“What a gentleman. That’s the word I think of when I think of Colonel Tisdale,” said Greenville Mayor Dexter McLendon, who worked with Tisdale’s widow, Linda, during her tenure as city clerk.

“It was always a pleasure to spend time around the colonel.”

A native of McDavid, Fla., the colonel recalled his early Butler County connections in a 2010 interview with the Greenville Advocate.

“My father was born in the Garland Community in 1895. I’ve got a Greenville Advocate newspaper cutting of the ad for my grandfather’s farm being for sale . . . when I moved here, in a way I already felt at home.”

Tisdale said he first put on a military uniform as an ROTC cadet at Georgia Tech in 1938, later joining the 30th Infantry of the National Guard.

Commissioned as a second lieutenant in 1942, he served in the Army through WW II, the Korean Conflict and three tours of Vietnam, retiring in 1970. Tisdale professed he still missed serving in the military, a career which had taken him to all 50 states and between 20 and 30 foreign countries.

After his retirement, he undertook a second career as a manager for the City of Auburn, where he said management skills learned in the military were put to good use.

“I served in several capacities as manager, including as police chief for six months. I still have the certificate qualifying me to serve as a peace officer, but thank goodness, I haven’t been called upon to do it,” Tisdale said with a smile.

After his second retirement, he moved to Greenville. His commitment to his new home earned him the Paul Harris Fellowship Award, the highest honor given by Rotary International.

He said he tried to live by the best advice he had ever been given: “Always tell the truth, keep your word and do a good job. And always try to find some humor in life, no matter what.”

Johnson remembers Tisdale as a very special man who meant a great deal to his club and his community.

“Our hearts go out to his wife Linda and his family. We are all going to miss him,” Johnson said.

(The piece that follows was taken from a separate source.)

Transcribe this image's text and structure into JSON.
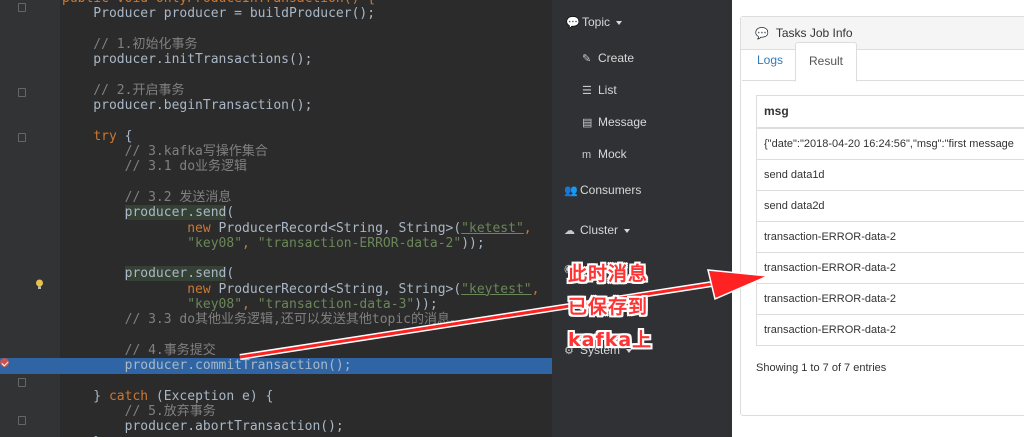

The family will receive friends on Saturday, June 11 from 5 p.m. to 6 p.m. at Dunklin-Daniels Funeral Home in Greenville. Graveside services with full military honors will be held at Memorial Park Cemetery in Auburn at 2 p.m. Sunday, June 12.